After being accused of being a terrorist, and barely surviving events in Yemen and Cyprus in the previous books, Straker faces up to his complicated past in the South African military by appearing before the Truth and Reconciliation Commission, convened to look into events in the Apartheid years. This allows Hardisty to examine a fascinating - if at times horrifying - time in South Africa's history, as the post-Apartheid country looked to mend wounds and bring itself back together by putting its past under the microscope. Straker appears before the Commission, seeking amnesty and forgiveness for his own acts that have haunted him since he was a young soldier, while also lifting the lid on secrets and events relating to the war in Angola that many would rather stay buried.
As Straker reveals his story, alternately encouraged, questioned, provoked, and disbelieved by a panel of commissioner who clearly each have their own agendas, we're taken back to the various conflicts in southern Africa around the turn of the 1980s, where - like with Southeast Asia in the previous decades - struggles over post-colonialism, control of resources, and fears about the potential spread of Communism, resulted in brutal civil wars with sides supplied and supported by other powers.
While the war in Angola may not be as well known as Vietnam or the recent Middle East conflicts, it had a great effect on everyone involved, with the Apartheid South African government determined to shore up its interests in its neighbouring countries, while also battling dissent on the home front.
Into this sweltering mess is dropped young Clay Straker, a barely-out-of-school paratrooper who quickly witnesses the horrors of war. He's grown up certain of the way things are, and should be, but finds himself questioning what he believes, and what he sees, out on the battlefield.
Hardisty brings an even stronger sense and understanding of the highly conflicted Straker, who wants to be an honorable man but has done dishonorable things, to this book. But he's not the only strongly drawn character. From Straker's paratrooper buddies and superiors, to allies and enemies and those who often switch between, Hardisty brings the cast of this book to stark, authentic light. This is the kind of book that can really get to you, that makes you want to throw it against the wall or yell at a character. Not because it's poorly written, but because it's so well-written you're fully caught up in all the events happening - the horrors and injustices among them. It's emotional stuff, to be honest.

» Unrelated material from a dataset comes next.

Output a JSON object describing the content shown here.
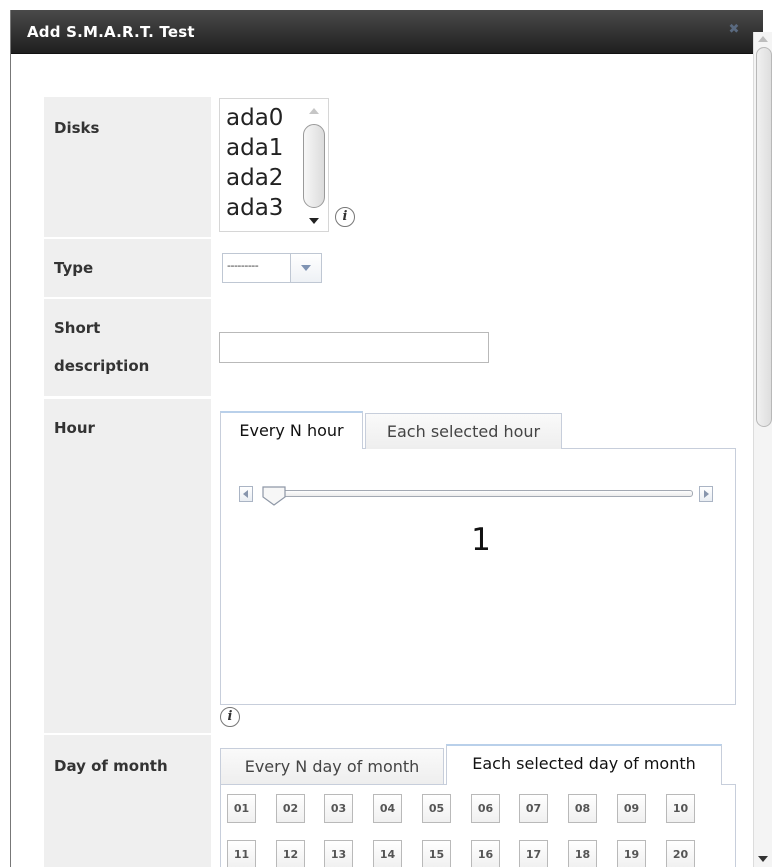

RECONCILIATION FOR THE DEAD is an excellent, five-star read on a number of levels. It takes us into a little-known part of southern African history, which has plenty of universal themes that tickle your conscience and scarily echo things going on all over the world. It reveals more about an intriguing main character, fleshing out an already fascinating character arc through three excellent books. It’s a page-turner, that doesn’t let its strong themes and substantial ‘weight’ slow down the storyline. Hardisty expertly balances the thriller and the thoughtfulness.
I’ve been fortunate to read a number of excellent novels already this year, and hope to read many more in the coming months. But RECONCILIATION FOR THE DEAD may be the very best of all – now and then. It’s not a thriller that will be for everyone (eg if you much prefer breezy, easy-read stuff), but it is a sublime book. Very strongly recommended.
Craig Sisterson is a lapsed lawyer who writes features for leading magazines and newspapers in several countries. He has interviewed more than 180 crime writers, discussed crime writing onstage at arts and literary festivals in Europe and Australasia, on national radio, has been a judge of the Ned Kelly Awards, and is the Judging Convenor of the Ngaio Marsh Awards. You can follow him on Twitter: @craigsisterson